▶ **Required action**: The lines of the records that include "rest" should all be copied.

▶ **Material to process**:
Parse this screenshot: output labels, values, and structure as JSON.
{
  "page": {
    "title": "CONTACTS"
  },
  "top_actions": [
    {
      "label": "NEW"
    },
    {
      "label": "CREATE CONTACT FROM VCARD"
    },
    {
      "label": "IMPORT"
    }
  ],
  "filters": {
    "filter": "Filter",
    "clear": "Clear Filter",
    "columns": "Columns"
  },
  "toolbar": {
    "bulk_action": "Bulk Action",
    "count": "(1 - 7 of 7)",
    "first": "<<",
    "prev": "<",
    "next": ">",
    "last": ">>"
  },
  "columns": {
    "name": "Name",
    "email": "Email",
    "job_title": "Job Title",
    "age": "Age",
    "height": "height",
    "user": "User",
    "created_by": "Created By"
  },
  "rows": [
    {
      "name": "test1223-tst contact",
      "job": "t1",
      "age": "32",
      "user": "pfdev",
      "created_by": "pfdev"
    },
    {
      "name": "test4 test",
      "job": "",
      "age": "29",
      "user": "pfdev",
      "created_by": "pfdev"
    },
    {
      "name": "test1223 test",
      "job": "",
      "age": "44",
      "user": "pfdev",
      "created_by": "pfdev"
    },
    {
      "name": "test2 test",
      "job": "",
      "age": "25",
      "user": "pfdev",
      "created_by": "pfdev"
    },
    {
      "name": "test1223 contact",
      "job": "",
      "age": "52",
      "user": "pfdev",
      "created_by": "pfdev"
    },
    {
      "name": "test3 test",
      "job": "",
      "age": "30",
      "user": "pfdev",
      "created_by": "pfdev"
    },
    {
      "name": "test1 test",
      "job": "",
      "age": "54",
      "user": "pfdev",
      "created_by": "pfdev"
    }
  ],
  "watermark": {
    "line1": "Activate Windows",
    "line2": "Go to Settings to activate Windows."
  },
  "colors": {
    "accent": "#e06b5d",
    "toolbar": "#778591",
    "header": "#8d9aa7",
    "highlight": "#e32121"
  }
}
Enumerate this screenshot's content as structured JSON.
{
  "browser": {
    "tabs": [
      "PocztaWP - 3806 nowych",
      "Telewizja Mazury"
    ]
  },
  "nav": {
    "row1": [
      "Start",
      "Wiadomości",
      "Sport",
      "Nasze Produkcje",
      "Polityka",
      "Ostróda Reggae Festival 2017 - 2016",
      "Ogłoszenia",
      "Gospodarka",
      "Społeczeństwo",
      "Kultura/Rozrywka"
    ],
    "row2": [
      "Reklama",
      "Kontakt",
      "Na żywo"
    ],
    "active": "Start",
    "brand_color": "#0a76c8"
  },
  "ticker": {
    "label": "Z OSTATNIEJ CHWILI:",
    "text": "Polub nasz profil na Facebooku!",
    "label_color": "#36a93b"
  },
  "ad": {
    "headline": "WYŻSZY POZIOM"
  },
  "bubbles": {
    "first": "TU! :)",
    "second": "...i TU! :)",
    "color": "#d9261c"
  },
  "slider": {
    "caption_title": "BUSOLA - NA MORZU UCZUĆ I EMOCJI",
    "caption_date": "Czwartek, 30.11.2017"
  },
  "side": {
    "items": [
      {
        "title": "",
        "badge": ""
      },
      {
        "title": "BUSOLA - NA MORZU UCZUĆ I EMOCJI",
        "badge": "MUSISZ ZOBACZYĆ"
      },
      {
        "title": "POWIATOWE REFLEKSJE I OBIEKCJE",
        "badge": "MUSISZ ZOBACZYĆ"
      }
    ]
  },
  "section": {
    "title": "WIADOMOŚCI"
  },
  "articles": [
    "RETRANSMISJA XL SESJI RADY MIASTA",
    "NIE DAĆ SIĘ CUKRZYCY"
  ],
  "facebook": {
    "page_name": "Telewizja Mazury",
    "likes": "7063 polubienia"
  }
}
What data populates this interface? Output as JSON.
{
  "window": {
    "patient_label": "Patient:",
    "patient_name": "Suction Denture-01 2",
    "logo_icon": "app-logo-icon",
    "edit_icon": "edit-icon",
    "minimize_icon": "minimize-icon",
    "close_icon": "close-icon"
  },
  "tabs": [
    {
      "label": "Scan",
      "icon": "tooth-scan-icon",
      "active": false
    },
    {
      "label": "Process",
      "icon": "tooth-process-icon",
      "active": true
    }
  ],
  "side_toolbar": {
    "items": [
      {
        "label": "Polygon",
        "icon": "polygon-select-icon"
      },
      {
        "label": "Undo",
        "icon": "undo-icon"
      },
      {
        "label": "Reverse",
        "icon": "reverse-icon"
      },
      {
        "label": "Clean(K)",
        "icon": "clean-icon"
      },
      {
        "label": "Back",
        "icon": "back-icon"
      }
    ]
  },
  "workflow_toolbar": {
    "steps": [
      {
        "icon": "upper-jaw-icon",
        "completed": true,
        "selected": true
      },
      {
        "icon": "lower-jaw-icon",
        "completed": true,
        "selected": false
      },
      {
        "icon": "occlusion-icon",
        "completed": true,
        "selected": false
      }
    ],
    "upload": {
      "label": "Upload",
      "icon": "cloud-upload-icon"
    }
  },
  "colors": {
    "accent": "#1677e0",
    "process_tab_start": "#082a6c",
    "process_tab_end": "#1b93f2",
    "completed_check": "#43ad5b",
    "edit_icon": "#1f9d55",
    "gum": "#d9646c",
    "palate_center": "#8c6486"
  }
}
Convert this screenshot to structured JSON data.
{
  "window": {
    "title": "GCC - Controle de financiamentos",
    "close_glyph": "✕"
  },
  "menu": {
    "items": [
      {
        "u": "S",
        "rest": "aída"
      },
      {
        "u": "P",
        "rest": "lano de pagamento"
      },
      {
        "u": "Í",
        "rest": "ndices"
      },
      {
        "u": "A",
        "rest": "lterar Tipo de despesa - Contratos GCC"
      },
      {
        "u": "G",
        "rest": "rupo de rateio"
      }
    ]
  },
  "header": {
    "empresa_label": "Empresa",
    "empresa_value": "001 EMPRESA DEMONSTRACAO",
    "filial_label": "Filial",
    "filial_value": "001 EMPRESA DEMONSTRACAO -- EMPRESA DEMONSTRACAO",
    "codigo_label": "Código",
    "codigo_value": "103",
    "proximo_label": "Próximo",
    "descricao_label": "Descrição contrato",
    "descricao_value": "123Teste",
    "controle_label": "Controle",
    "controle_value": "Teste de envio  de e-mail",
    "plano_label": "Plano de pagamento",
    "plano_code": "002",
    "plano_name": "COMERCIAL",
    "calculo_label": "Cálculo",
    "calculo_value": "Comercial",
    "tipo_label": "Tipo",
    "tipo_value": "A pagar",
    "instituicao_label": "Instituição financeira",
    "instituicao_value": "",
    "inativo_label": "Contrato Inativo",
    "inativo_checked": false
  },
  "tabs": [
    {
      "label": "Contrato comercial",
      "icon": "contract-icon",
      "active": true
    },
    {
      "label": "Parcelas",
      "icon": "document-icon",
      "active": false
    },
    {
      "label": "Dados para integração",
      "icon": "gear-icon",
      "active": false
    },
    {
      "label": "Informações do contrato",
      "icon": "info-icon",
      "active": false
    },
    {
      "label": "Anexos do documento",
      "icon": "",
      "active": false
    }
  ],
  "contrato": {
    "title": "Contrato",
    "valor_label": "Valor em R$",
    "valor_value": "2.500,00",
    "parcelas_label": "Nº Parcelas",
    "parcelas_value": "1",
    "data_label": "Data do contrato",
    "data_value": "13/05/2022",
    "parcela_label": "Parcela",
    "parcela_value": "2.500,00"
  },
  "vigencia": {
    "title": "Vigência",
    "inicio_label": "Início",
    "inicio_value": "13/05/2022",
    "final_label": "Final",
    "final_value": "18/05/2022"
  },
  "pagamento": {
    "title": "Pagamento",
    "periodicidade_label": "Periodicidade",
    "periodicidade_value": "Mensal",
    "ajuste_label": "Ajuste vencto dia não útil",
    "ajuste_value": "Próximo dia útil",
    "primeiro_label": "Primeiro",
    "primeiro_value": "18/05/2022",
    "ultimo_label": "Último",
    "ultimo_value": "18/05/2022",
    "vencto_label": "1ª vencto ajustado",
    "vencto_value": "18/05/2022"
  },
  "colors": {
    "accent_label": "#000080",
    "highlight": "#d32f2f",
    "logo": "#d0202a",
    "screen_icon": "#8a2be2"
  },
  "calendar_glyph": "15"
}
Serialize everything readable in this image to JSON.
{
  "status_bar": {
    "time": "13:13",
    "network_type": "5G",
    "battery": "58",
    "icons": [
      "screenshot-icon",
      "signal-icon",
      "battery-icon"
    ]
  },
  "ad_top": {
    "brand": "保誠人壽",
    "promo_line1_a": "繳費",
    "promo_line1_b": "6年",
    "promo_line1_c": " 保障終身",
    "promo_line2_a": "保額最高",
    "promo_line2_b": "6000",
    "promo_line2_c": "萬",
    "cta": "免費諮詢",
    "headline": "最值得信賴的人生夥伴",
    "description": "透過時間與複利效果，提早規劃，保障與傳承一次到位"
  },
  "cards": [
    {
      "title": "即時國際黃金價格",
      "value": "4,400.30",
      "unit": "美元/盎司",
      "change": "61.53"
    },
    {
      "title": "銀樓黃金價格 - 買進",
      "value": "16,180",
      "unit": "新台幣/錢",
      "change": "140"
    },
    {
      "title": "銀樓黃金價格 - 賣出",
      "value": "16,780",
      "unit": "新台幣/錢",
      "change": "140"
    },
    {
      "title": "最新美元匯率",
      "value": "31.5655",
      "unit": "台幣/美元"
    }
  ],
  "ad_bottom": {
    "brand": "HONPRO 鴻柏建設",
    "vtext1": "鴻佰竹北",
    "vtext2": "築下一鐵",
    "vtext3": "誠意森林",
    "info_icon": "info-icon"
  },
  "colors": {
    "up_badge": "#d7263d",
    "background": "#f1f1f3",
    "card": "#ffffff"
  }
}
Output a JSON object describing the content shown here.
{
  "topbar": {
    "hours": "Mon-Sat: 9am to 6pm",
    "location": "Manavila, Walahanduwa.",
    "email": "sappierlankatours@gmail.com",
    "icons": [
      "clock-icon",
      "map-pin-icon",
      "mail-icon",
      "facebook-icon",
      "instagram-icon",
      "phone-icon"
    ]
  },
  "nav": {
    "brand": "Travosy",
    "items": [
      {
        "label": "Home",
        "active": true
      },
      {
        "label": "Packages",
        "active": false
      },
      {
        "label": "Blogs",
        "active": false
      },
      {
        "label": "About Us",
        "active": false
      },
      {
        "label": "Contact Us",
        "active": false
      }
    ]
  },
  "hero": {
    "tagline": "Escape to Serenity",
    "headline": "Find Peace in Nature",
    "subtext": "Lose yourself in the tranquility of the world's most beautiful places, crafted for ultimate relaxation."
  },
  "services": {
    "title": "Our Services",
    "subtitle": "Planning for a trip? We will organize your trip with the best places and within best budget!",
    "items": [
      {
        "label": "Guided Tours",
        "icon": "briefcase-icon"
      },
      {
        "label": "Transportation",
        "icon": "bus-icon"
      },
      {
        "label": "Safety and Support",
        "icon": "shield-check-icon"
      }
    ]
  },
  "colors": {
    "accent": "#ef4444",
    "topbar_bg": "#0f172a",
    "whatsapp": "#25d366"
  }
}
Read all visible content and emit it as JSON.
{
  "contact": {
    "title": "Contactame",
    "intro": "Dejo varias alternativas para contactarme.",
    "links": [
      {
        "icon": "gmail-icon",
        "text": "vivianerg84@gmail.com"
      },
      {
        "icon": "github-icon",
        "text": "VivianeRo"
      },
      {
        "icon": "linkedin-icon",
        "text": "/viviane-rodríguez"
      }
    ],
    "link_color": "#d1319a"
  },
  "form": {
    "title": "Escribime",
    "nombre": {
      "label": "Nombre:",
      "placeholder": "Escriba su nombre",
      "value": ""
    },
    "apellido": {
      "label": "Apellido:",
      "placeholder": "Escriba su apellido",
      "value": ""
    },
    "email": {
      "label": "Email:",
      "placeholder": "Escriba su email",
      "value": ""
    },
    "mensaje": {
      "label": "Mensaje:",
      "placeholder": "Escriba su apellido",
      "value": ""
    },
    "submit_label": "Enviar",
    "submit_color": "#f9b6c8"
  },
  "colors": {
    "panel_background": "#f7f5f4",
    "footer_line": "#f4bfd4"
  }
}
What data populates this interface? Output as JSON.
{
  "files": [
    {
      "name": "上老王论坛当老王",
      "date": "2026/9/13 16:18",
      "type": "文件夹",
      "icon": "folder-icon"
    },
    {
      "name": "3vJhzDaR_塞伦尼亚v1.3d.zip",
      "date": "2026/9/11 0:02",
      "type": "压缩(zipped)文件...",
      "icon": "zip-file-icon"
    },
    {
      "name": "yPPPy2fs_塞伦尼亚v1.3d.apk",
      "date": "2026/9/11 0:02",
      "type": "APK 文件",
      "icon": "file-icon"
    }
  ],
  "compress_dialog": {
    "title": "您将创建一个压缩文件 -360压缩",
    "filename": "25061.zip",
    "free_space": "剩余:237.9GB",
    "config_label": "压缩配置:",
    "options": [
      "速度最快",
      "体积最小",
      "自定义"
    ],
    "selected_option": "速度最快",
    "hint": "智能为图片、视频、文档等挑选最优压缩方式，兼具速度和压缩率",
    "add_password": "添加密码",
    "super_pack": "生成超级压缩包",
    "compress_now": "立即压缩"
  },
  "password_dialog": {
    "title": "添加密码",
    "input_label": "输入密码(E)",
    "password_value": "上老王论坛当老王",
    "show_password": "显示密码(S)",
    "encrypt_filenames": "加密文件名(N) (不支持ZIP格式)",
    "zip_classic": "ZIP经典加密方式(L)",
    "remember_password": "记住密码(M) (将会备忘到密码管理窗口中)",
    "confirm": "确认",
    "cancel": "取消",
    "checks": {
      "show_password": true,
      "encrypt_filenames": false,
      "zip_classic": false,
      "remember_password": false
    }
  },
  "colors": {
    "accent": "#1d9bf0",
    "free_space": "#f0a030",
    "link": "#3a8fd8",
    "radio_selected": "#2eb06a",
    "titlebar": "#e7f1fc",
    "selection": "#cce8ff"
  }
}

▶ **Response below**:
        "rest": "aída"
        "rest": "lano de pagamento"
        "rest": "ndices"
        "rest": "lterar Tipo de despesa - Contratos GCC"
        "rest": "rupo de rateio"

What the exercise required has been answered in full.